Passively managed funds hold a range of securities that, in the aggregate, approximates the full Index in terms of key risk factors and other characteristics. Passively managed funds invest by sampling the index, holding a range of securities that, in the aggregate, approximates the full Index in terms of key risk factors and other characteristics. This may cause the fund to experience tracking errors relative to performance of the index.
Actively managed funds do not seek to replicate the performance of a specified index. The strategy is actively managed and may underperform its benchmarks. An investment in the strategy is not appropriate for all investors and is not intended to be a complete investment program. Investing in the strategy involves risks, including the risk that investors may receive little or no return on the investment or that investors may lose part or even all of the investment.
Equity securities may fluctuate in value in response to the activities of individual companies and general market and economic conditions.

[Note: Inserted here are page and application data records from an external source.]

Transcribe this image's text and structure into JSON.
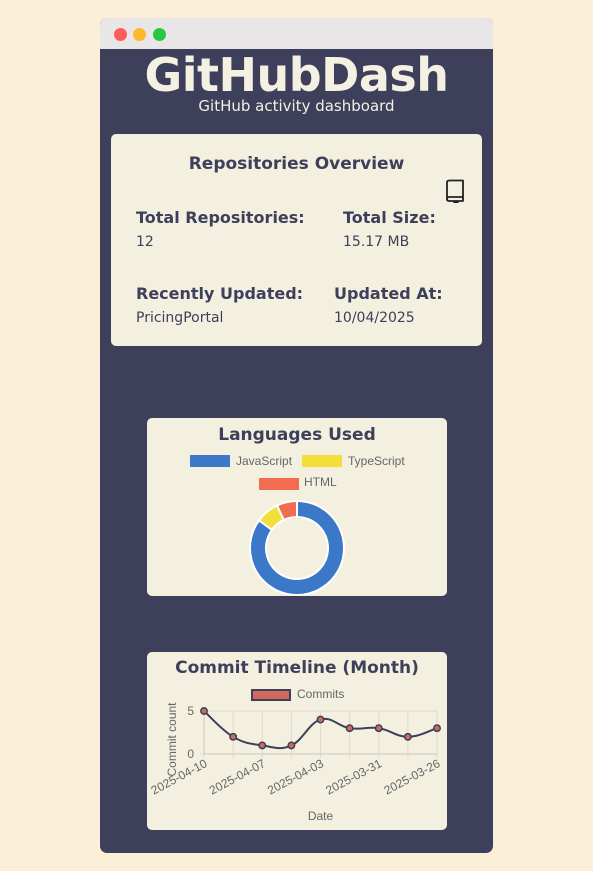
{
  "app": {
    "title": "GitHubDash",
    "subtitle": "GitHub activity dashboard"
  },
  "overview": {
    "title": "Repositories Overview",
    "total_repos_label": "Total Repositories:",
    "total_repos_value": "12",
    "total_size_label": "Total Size:",
    "total_size_value": "15.17 MB",
    "recent_label": "Recently Updated:",
    "recent_value": "PricingPortal",
    "updated_at_label": "Updated At:",
    "updated_at_value": "10/04/2025",
    "icon": "book-icon"
  },
  "languages": {
    "title": "Languages Used",
    "chart_data": {
      "type": "pie",
      "labels": [
        "JavaScript",
        "TypeScript",
        "HTML"
      ],
      "values": [
        85,
        8,
        7
      ],
      "colors": [
        "#3b78c8",
        "#f2df3c",
        "#f26c50"
      ]
    }
  },
  "commits": {
    "title": "Commit Timeline (Month)",
    "chart_data": {
      "type": "line",
      "series": [
        {
          "name": "Commits",
          "values": [
            5,
            2,
            1,
            1,
            4,
            3,
            3,
            2,
            3
          ]
        }
      ],
      "x_ticks": [
        "2025-04-10",
        "2025-04-07",
        "2025-04-03",
        "2025-03-31",
        "2025-03-26"
      ],
      "xlabel": "Date",
      "ylabel": "Commit count",
      "ylim": [
        0,
        5
      ],
      "y_ticks": [
        0,
        5
      ],
      "line_color": "#3d3f5b",
      "point_color": "#d06a5c"
    }
  }
}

Volatility management techniques may result in periods of loss and underperformance may limit the Fund’s ability to participate in rising markets and may increase transaction costs.
A momentum style of investing emphasizes securities that have had higher recent price performance compared to other securities, which is subject to the risk that these securities may be more volatile and can turn quickly and cause significant variation from other types of investments.
Investments in small-sized companies may involve greater risks than in those of larger, better known companies.
Companies with large market capitalizations go in and out of favor based on market and economic conditions. Larger companies tend to be less volatile than companies with smaller market capitalizations. In exchange for this potentially lower risk, the value of the security may not rise as much as companies with smaller market capitalizations.
Value stocks can perform differently from the market as a whole. They can remain undervalued by the market for long periods of time.
Because of their narrow focus, sector funds tend to be more volatile.